What you need to do: In the data below, work out how many lines include the string "this". Only the number should be given.

Record extracts:
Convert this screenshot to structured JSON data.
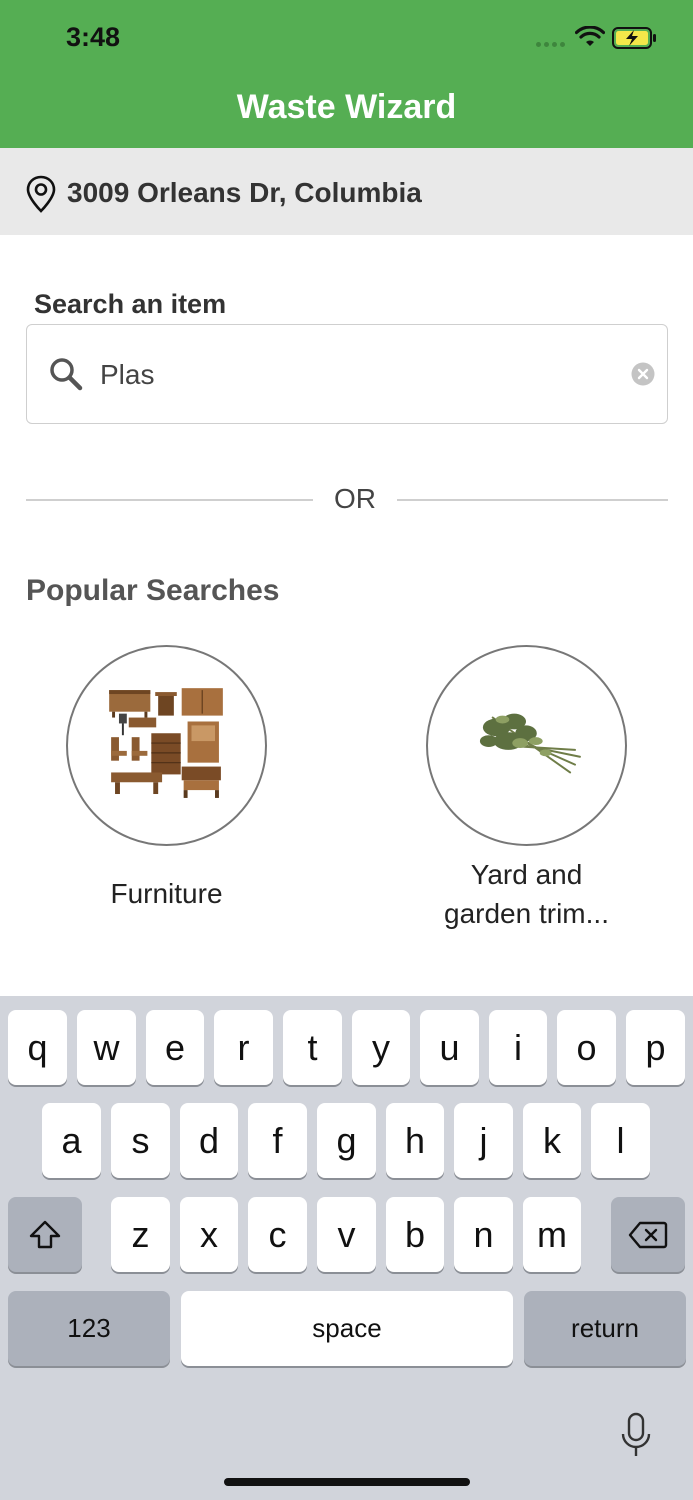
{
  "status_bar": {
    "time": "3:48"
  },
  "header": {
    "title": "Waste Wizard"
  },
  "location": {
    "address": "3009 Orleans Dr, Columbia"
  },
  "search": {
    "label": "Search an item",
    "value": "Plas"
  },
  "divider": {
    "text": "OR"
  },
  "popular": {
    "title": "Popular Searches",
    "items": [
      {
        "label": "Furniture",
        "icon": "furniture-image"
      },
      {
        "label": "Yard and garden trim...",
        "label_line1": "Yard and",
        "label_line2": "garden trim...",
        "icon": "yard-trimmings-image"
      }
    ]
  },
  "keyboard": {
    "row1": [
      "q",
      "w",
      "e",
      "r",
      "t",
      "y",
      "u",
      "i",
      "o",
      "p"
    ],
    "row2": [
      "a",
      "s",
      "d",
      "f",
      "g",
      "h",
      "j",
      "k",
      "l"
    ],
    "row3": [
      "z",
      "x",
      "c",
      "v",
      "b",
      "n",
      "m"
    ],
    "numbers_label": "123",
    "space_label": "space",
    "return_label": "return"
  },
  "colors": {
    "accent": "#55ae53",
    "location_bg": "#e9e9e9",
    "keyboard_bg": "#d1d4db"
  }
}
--
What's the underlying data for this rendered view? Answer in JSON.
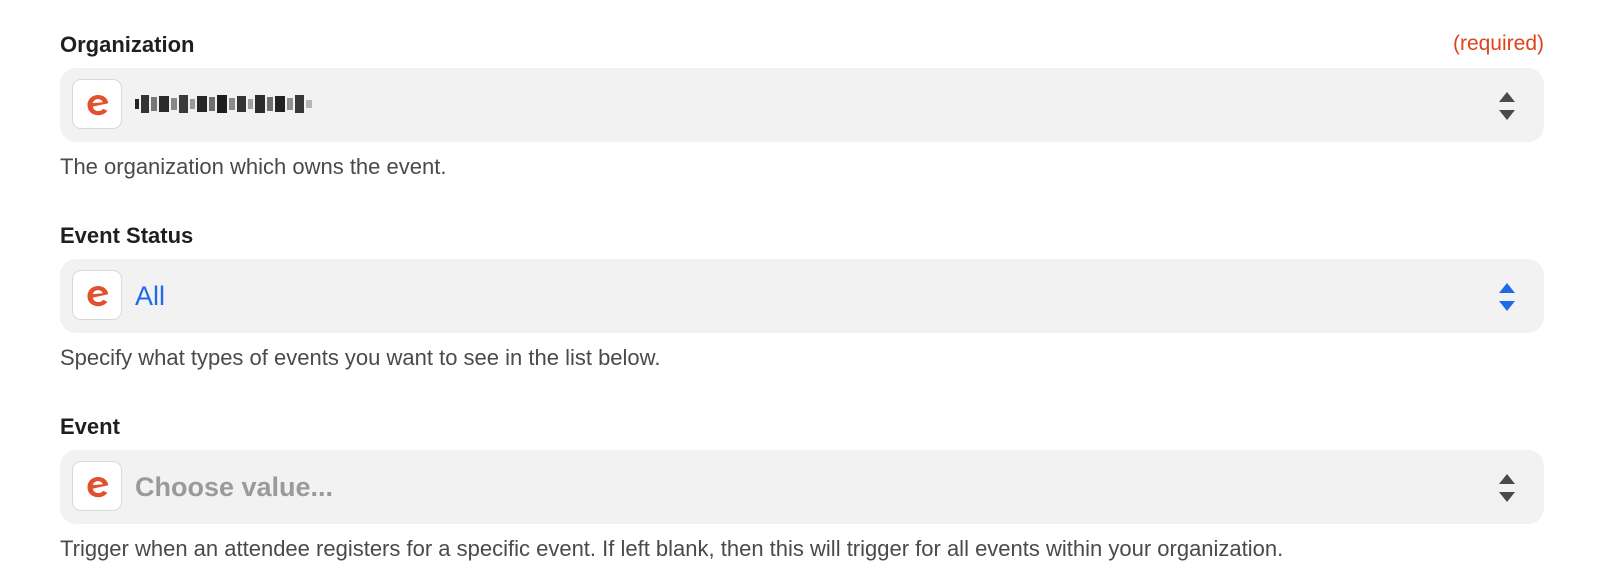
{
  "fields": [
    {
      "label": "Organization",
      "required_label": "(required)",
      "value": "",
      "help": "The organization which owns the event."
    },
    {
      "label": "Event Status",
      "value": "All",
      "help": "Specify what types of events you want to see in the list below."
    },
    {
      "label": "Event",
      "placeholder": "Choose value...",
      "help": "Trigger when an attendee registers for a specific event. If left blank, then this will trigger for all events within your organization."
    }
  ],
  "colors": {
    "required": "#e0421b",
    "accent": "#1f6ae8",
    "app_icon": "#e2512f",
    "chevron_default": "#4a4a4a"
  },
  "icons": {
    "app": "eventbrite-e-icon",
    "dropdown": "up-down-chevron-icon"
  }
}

Expected output: 3